    if you discredit all anonymous sources, you also discredit the federalist papers, by ‘publios’. benchmark in american politics and values.

  2. On 3/31/2006 at 1:49 am Why pseudonymity means irrelevance | Bark at the Hole Said:

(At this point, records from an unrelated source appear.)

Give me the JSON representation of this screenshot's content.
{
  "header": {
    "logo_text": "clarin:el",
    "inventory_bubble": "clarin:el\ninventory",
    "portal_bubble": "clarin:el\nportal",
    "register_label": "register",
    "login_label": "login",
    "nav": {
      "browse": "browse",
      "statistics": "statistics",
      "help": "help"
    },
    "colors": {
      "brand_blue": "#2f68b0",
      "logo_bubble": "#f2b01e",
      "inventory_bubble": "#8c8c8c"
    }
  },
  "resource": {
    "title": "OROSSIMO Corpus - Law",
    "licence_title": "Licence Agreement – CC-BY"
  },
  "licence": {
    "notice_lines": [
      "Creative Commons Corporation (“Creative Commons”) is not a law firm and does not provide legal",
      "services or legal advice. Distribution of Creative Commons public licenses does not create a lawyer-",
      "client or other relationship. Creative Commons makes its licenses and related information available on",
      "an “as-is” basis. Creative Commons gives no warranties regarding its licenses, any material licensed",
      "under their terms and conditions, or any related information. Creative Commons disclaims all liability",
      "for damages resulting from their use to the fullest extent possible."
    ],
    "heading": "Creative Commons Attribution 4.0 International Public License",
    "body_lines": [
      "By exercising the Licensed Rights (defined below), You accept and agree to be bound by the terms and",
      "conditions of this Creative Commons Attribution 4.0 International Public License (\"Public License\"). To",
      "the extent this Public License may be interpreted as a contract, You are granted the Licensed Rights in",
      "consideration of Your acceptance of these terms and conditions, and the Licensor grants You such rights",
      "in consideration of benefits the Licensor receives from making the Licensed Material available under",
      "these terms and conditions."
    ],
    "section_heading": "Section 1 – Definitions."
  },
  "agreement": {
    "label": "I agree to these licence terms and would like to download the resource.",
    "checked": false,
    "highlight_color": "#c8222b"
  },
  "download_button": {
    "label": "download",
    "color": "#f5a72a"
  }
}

    […] Reluctantly, I must give credit to Redpin of Entropic Memes (citation manners can be damned inconvenient) for alerting me to an interesting post and discussion at The American Prospect’s blog (27 March) about pseudonymous and anonymous political blogging. It has been quite valuable. Some observations: […]